I am an Assistant Professor in the Department of Economics at Howard University in Washington D.C. Prior to joining Howard University I was an NIH Senior Fellow at the University of Washington, where I had the ability to hone my healthcare, health outcomes and health policy knowledge and build a stronger research portfolio. Before my postdoctoral fellowship at the University of Washington I had the pleasure of spending the 2015-2016 academic year as a Visiting Instructor at Pomona College in Claremont, CA. I also spent a summer as a Visiting Assistant Professor at Michigan State University as part of the American Economic Association Summer Program.
My research focuses broadly on factors which impede the effectiveness of various health policies as they relate to underrepresented communities. Some of my current research focuses on domestic health policies and interventions geared toward individuals who suffer from substance use disorders and the Affordable Care Act Medicaid Expansion. This body of research includes opioid prescribing behavior of physicians, the effectiveness of prescription drug monitoring programs, the effect of a national opioid advisory, and access to treatment facilities for substance use disorders and behavioral health conditions.

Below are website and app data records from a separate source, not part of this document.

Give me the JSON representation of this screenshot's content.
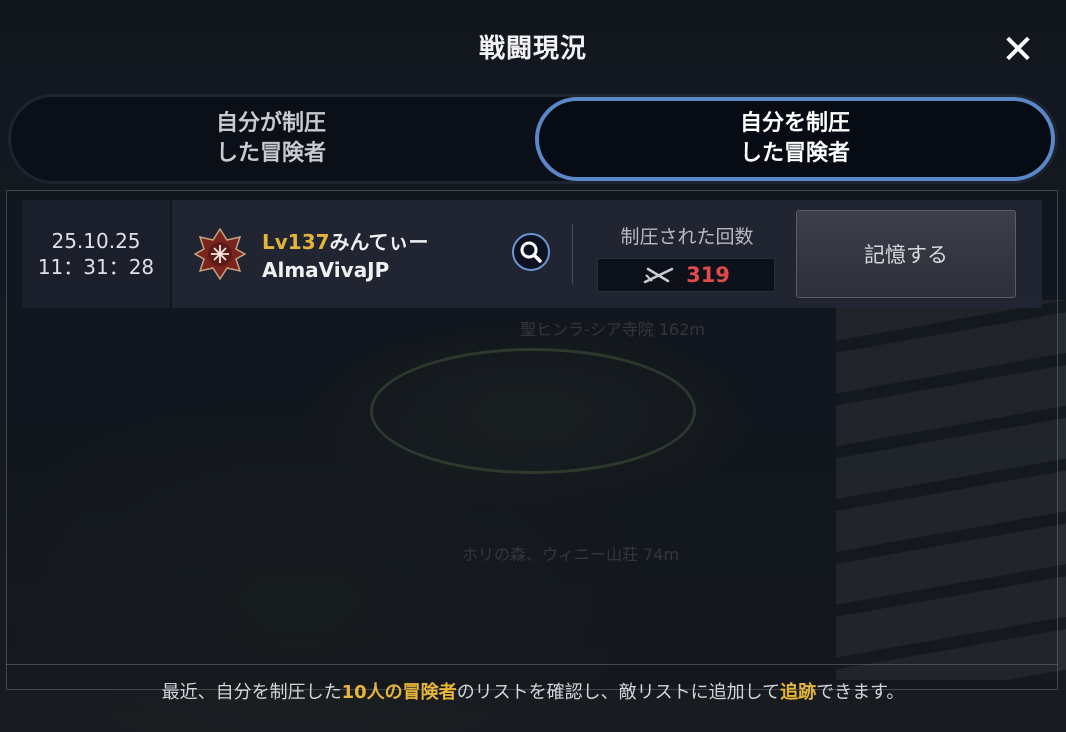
{
  "header": {
    "title": "戦闘現況",
    "close_label": "✕"
  },
  "tabs": [
    {
      "label": "自分が制圧\nした冒険者",
      "active": false
    },
    {
      "label": "自分を制圧\nした冒険者",
      "active": true
    }
  ],
  "record": {
    "date": "25.10.25",
    "time": "11：31：28",
    "level": "Lv137",
    "name": "みんてぃー",
    "server": "AlmaVivaJP",
    "count_label": "制圧された回数",
    "count": "319",
    "remember_label": "記憶する"
  },
  "background_labels": {
    "upper": "聖ヒンラ-シア寺院 162m",
    "lower": "ホリの森、ウィニー山荘 74m"
  },
  "footer": {
    "part1": "最近、自分を制圧した",
    "highlight1": "10人の冒険者",
    "part2": "のリストを確認し、敵リストに追加して",
    "highlight2": "追跡",
    "part3": "できます。"
  },
  "colors": {
    "accent_blue": "#5b86c7",
    "level_gold": "#e3b33a",
    "count_red": "#e24a4a",
    "highlight_gold": "#e6b53a"
  }
}
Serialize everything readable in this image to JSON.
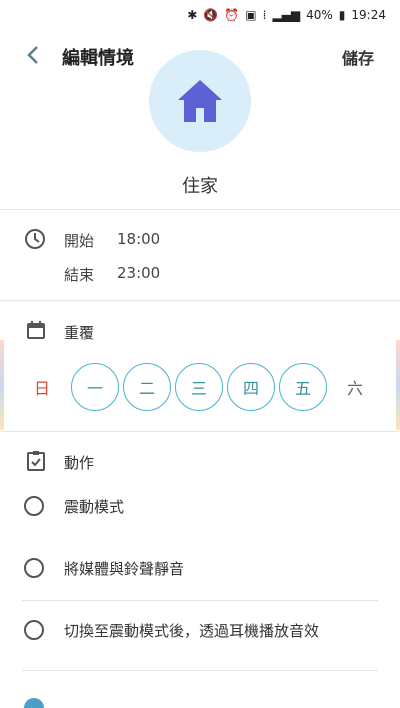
{
  "status_bar": {
    "battery": "40%",
    "time": "19:24",
    "icons": [
      "bluetooth-icon",
      "mute-icon",
      "alarm-icon",
      "nfc-icon",
      "sim-icon",
      "signal-icon",
      "battery-icon"
    ]
  },
  "header": {
    "title": "編輯情境",
    "save_label": "儲存"
  },
  "profile": {
    "name": "住家",
    "icon": "home-icon"
  },
  "schedule": {
    "start_label": "開始",
    "start_time": "18:00",
    "end_label": "結束",
    "end_time": "23:00"
  },
  "repeat": {
    "label": "重覆",
    "days": [
      {
        "label": "日",
        "selected": false
      },
      {
        "label": "一",
        "selected": true
      },
      {
        "label": "二",
        "selected": true
      },
      {
        "label": "三",
        "selected": true
      },
      {
        "label": "四",
        "selected": true
      },
      {
        "label": "五",
        "selected": true
      },
      {
        "label": "六",
        "selected": false
      }
    ]
  },
  "actions": {
    "label": "動作",
    "items": [
      {
        "label": "震動模式",
        "checked": false
      },
      {
        "label": "將媒體與鈴聲靜音",
        "checked": false
      },
      {
        "label": "切換至震動模式後，透過耳機播放音效",
        "checked": false
      }
    ]
  },
  "colors": {
    "accent": "#47b4c9",
    "sunday": "#d54a3a",
    "home_icon": "#5b62d6"
  }
}
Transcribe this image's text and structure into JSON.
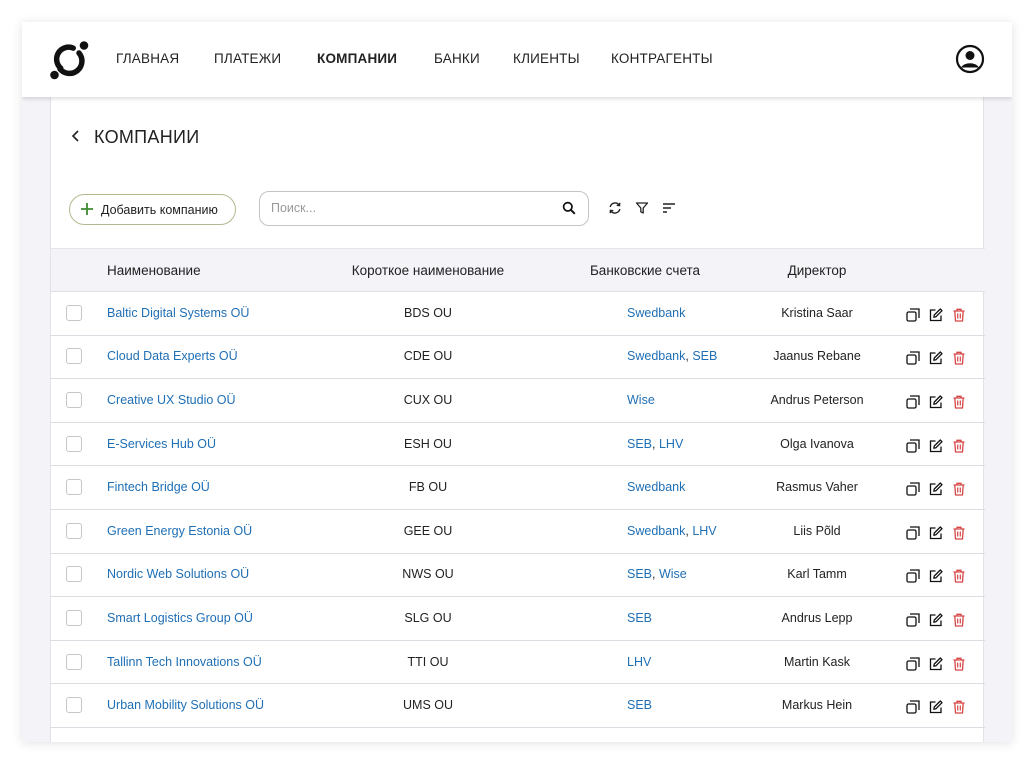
{
  "nav": {
    "items": [
      {
        "label": "ГЛАВНАЯ",
        "active": false
      },
      {
        "label": "ПЛАТЕЖИ",
        "active": false
      },
      {
        "label": "КОМПАНИИ",
        "active": true
      },
      {
        "label": "БАНКИ",
        "active": false
      },
      {
        "label": "КЛИЕНТЫ",
        "active": false
      },
      {
        "label": "КОНТРАГЕНТЫ",
        "active": false
      }
    ]
  },
  "page": {
    "title": "КОМПАНИИ"
  },
  "toolbar": {
    "add_label": "Добавить компанию",
    "search_placeholder": "Поиск...",
    "search_value": ""
  },
  "table": {
    "columns": [
      "Наименование",
      "Короткое наименование",
      "Банковские счета",
      "Директор"
    ],
    "rows": [
      {
        "name": "Baltic Digital Systems OÜ",
        "short": "BDS OU",
        "banks": [
          "Swedbank"
        ],
        "director": "Kristina Saar"
      },
      {
        "name": "Cloud Data Experts OÜ",
        "short": "CDE OU",
        "banks": [
          "Swedbank",
          "SEB"
        ],
        "director": "Jaanus Rebane"
      },
      {
        "name": "Creative UX Studio OÜ",
        "short": "CUX OU",
        "banks": [
          "Wise"
        ],
        "director": "Andrus Peterson"
      },
      {
        "name": "E-Services Hub OÜ",
        "short": "ESH OU",
        "banks": [
          "SEB",
          "LHV"
        ],
        "director": "Olga Ivanova"
      },
      {
        "name": "Fintech Bridge OÜ",
        "short": "FB OU",
        "banks": [
          "Swedbank"
        ],
        "director": "Rasmus Vaher"
      },
      {
        "name": "Green Energy Estonia OÜ",
        "short": "GEE OU",
        "banks": [
          "Swedbank",
          "LHV"
        ],
        "director": "Liis Põld"
      },
      {
        "name": "Nordic Web Solutions OÜ",
        "short": "NWS OU",
        "banks": [
          "SEB",
          "Wise"
        ],
        "director": "Karl Tamm"
      },
      {
        "name": "Smart Logistics Group OÜ",
        "short": "SLG OU",
        "banks": [
          "SEB"
        ],
        "director": "Andrus Lepp"
      },
      {
        "name": "Tallinn Tech Innovations OÜ",
        "short": "TTI OU",
        "banks": [
          "LHV"
        ],
        "director": "Martin Kask"
      },
      {
        "name": "Urban Mobility Solutions OÜ",
        "short": "UMS OU",
        "banks": [
          "SEB"
        ],
        "director": "Markus Hein"
      }
    ]
  },
  "colors": {
    "link": "#1f6fb5",
    "delete": "#d64545",
    "add_border": "#b5b98f",
    "plus": "#3d8b2f"
  },
  "icons": [
    "logo-icon",
    "user-avatar-icon",
    "back-arrow-icon",
    "plus-icon",
    "search-icon",
    "refresh-icon",
    "filter-icon",
    "sort-icon",
    "copy-icon",
    "edit-icon",
    "delete-icon"
  ]
}
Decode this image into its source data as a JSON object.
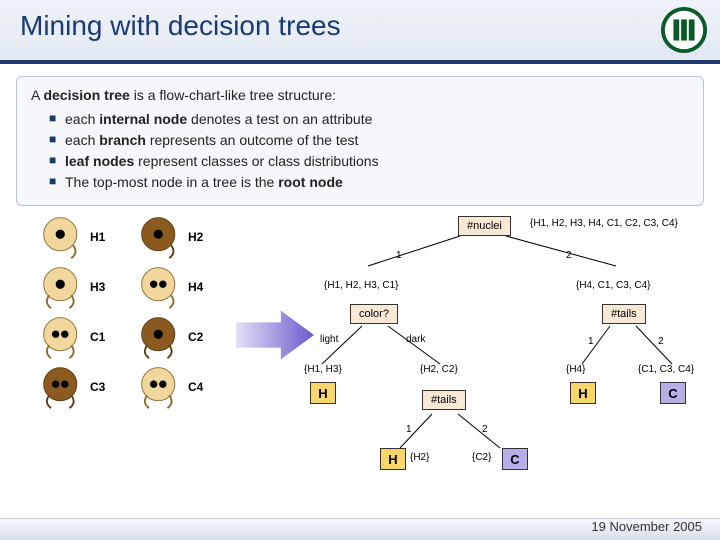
{
  "slide": {
    "title": "Mining with decision trees",
    "intro_prefix": "A ",
    "intro_bold": "decision tree",
    "intro_suffix": " is a flow-chart-like tree structure:",
    "bullets": [
      {
        "pre": "each ",
        "bold": "internal node",
        "post": " denotes a test on an attribute"
      },
      {
        "pre": "each ",
        "bold": "branch",
        "post": " represents an outcome of the test"
      },
      {
        "pre": "",
        "bold": "leaf nodes",
        "post": " represent classes or class distributions"
      },
      {
        "pre": "The top-most node in a tree is the ",
        "bold": "root node",
        "post": ""
      }
    ]
  },
  "cells": {
    "labels": [
      "H1",
      "H2",
      "H3",
      "H4",
      "C1",
      "C2",
      "C3",
      "C4"
    ]
  },
  "tree": {
    "root": {
      "label": "#nuclei",
      "set": "{H1, H2, H3, H4, C1, C2, C3, C4}",
      "left_out": "1",
      "right_out": "2"
    },
    "L": {
      "set": "{H1, H2, H3, C1}",
      "node": "color?",
      "left_out": "light",
      "right_out": "dark",
      "LL": {
        "set": "{H1, H3}",
        "leaf": "H"
      },
      "LR": {
        "set": "{H2, C2}",
        "node": "#tails",
        "left_out": "1",
        "right_out": "2",
        "L": {
          "set": "{H2}",
          "leaf": "H"
        },
        "R": {
          "set": "{C2}",
          "leaf": "C"
        }
      }
    },
    "R": {
      "set": "{H4, C1, C3, C4}",
      "node": "#tails",
      "left_out": "1",
      "right_out": "2",
      "RL": {
        "set": "{H4}",
        "leaf": "H"
      },
      "RR": {
        "set": "{C1, C3, C4}",
        "leaf": "C"
      }
    }
  },
  "footer": {
    "date": "19 November 2005"
  },
  "colors": {
    "accent": "#1a3a73",
    "attr_fill": "#f8e9d6",
    "leaf_h": "#f8d66c",
    "leaf_c": "#b7b0e8"
  }
}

My current research in international economics focuses primarily on the health limitations caused by the World Trade Organization’s trade policies regarding pharmaceutical drugs. I examined how the Agreement on Trade Related Intellectual Property Rights amplified and/or dwindled the inequality in access to pharmaceuticals among developed, developing and least-developed WTO members.
Applied Microeconomics, Applied Econometrics, Health Economics, International Economics, Public Economics, Public Policy
Ph.D., Economics, August 2016
University of Florida
B.S., Economics and Political Science, May 2006
Loyola Marymount University, CA